**Task goal**
Looking at the records below, say how many lines contain "Yahoo". Nothing else belongs in the answer.
Segment Start: Dataset records
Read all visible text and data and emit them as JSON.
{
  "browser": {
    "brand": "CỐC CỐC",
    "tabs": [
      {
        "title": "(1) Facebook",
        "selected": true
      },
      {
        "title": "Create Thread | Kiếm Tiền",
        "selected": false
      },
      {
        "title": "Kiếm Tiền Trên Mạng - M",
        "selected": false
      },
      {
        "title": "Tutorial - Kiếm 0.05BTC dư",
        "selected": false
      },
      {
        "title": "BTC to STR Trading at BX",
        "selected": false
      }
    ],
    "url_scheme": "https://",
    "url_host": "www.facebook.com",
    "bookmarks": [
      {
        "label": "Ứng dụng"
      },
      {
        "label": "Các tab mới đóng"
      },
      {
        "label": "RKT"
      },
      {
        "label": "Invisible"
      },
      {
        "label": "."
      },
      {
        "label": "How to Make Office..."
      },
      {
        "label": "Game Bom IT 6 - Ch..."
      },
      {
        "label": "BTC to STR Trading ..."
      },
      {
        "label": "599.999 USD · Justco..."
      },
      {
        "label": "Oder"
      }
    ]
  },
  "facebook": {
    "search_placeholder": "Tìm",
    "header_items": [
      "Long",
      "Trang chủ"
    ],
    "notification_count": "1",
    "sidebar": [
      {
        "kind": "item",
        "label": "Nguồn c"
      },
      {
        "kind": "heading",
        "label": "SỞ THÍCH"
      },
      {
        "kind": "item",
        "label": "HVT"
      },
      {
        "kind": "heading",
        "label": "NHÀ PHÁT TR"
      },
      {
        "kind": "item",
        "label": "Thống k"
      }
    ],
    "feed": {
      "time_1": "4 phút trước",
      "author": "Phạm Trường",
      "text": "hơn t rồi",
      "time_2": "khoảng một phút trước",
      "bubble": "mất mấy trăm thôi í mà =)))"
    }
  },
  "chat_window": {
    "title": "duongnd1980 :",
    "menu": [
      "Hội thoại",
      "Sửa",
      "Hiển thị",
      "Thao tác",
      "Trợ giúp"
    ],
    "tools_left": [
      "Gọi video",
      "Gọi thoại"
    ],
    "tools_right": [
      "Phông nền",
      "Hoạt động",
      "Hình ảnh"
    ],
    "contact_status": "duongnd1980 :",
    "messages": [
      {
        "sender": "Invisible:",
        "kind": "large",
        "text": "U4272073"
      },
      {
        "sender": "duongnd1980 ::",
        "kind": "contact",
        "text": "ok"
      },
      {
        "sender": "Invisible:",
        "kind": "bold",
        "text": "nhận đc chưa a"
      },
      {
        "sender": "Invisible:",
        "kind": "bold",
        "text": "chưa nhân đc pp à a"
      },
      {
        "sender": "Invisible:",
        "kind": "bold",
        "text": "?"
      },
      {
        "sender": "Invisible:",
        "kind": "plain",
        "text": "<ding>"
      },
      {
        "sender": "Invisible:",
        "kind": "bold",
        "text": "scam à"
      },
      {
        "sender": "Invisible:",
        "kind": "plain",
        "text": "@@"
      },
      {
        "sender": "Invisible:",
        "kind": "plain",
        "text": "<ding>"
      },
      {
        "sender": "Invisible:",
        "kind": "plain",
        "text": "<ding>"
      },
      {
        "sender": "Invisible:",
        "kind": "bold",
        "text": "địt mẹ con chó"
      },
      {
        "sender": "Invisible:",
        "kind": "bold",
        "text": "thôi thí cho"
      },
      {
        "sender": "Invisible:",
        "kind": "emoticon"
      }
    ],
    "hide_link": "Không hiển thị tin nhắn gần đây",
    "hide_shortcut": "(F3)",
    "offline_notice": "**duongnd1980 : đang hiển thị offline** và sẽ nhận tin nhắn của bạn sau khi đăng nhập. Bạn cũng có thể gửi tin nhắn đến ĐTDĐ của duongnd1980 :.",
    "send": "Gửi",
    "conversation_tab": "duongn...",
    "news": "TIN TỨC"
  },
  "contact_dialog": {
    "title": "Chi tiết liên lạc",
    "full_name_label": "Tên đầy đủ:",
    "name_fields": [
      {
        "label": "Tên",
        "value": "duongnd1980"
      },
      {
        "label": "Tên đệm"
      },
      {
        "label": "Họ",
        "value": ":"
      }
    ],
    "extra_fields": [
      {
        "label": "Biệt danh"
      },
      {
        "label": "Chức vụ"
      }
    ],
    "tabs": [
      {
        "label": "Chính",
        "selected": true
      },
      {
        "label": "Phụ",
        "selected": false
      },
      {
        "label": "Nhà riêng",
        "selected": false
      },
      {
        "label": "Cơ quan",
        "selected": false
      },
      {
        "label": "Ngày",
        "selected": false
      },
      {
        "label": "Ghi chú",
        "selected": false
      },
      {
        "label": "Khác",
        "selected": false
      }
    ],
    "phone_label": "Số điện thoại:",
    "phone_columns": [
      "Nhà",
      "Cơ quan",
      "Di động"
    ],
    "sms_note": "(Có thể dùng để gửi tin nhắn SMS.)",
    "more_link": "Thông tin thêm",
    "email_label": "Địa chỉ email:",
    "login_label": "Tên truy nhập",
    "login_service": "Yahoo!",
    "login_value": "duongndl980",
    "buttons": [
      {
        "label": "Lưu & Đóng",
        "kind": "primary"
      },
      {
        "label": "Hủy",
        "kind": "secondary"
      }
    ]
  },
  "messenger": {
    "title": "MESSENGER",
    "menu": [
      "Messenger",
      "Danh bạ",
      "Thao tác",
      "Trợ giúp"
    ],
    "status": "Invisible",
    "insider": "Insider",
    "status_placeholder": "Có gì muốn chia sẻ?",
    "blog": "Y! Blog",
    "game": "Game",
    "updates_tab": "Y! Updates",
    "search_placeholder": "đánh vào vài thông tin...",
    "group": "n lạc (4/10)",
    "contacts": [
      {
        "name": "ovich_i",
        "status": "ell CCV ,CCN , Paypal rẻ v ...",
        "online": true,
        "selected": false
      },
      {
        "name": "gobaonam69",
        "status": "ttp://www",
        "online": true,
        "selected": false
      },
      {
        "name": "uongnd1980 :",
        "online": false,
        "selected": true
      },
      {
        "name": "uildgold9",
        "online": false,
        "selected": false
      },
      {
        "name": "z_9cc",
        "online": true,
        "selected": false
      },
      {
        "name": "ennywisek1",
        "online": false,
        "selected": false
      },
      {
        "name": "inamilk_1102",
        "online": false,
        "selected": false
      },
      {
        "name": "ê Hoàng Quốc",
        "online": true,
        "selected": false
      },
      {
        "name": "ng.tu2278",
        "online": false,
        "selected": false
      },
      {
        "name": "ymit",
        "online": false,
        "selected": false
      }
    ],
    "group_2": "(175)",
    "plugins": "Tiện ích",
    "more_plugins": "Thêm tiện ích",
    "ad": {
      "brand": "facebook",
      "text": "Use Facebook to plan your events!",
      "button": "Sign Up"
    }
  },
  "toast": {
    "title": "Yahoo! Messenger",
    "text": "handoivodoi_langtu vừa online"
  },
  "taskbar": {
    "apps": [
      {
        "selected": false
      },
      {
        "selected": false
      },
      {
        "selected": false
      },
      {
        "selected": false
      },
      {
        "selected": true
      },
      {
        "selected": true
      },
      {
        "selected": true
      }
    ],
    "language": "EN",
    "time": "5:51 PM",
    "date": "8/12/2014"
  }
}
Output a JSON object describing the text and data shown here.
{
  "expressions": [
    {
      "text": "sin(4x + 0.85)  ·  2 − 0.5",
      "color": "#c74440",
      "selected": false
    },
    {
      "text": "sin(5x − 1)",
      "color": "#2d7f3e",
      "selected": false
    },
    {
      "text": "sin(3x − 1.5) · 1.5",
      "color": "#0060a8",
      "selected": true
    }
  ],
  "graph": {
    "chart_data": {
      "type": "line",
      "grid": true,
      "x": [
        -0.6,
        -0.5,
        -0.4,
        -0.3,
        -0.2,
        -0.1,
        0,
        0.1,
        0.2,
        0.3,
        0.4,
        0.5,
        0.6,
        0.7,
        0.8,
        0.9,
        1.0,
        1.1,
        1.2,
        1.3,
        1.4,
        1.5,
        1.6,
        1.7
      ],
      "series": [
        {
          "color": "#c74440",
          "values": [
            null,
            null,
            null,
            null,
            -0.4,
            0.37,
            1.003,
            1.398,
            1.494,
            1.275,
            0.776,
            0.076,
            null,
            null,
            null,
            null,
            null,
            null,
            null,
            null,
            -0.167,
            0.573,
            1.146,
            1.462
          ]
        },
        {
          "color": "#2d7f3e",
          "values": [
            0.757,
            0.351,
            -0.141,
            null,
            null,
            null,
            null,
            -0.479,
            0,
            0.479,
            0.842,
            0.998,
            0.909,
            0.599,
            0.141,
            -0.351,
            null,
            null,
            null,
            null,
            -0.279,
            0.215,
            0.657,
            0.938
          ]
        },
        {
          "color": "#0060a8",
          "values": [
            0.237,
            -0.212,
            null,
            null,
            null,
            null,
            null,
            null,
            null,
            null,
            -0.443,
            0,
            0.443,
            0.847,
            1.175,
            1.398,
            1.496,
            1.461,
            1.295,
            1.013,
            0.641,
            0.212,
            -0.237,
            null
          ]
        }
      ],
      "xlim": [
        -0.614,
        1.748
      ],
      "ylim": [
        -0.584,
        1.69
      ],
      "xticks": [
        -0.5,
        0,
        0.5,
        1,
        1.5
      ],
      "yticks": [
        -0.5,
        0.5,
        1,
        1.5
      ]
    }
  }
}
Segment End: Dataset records
**Your solution**
2